[Record set — start]

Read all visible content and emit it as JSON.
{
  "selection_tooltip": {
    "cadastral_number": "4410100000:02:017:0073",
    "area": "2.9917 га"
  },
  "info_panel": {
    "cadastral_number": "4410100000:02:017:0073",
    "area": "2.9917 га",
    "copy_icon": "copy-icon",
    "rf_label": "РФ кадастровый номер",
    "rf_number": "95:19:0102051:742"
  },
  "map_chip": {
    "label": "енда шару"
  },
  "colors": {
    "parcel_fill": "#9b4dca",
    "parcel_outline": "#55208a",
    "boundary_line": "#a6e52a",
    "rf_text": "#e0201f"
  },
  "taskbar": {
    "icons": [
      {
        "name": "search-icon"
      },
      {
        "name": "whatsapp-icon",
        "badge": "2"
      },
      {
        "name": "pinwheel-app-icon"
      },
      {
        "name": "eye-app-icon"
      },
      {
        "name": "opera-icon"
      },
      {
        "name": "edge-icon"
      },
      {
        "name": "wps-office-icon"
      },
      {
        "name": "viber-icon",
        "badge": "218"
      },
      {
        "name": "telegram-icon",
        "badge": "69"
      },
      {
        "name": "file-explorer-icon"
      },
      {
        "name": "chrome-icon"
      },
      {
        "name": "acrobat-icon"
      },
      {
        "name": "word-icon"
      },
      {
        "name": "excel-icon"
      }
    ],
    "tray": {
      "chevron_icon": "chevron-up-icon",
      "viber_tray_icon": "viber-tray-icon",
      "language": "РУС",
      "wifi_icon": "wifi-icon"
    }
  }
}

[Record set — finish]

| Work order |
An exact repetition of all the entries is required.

| Response to the exercise |
Read all visible content and emit it as JSON.
{
  "selection_tooltip": {
    "cadastral_number": "4410100000:02:017:0073",
    "area": "2.9917 га"
  },
  "info_panel": {
    "cadastral_number": "4410100000:02:017:0073",
    "area": "2.9917 га",
    "copy_icon": "copy-icon",
    "rf_label": "РФ кадастровый номер",
    "rf_number": "95:19:0102051:742"
  },
  "map_chip": {
    "label": "енда шару"
  },
  "colors": {
    "parcel_fill": "#9b4dca",
    "parcel_outline": "#55208a",
    "boundary_line": "#a6e52a",
    "rf_text": "#e0201f"
  },
  "taskbar": {
    "icons": [
      {
        "name": "search-icon"
      },
      {
        "name": "whatsapp-icon",
        "badge": "2"
      },
      {
        "name": "pinwheel-app-icon"
      },
      {
        "name": "eye-app-icon"
      },
      {
        "name": "opera-icon"
      },
      {
        "name": "edge-icon"
      },
      {
        "name": "wps-office-icon"
      },
      {
        "name": "viber-icon",
        "badge": "218"
      },
      {
        "name": "telegram-icon",
        "badge": "69"
      },
      {
        "name": "file-explorer-icon"
      },
      {
        "name": "chrome-icon"
      },
      {
        "name": "acrobat-icon"
      },
      {
        "name": "word-icon"
      },
      {
        "name": "excel-icon"
      }
    ],
    "tray": {
      "chevron_icon": "chevron-up-icon",
      "viber_tray_icon": "viber-tray-icon",
      "language": "РУС",
      "wifi_icon": "wifi-icon"
    }
  }
}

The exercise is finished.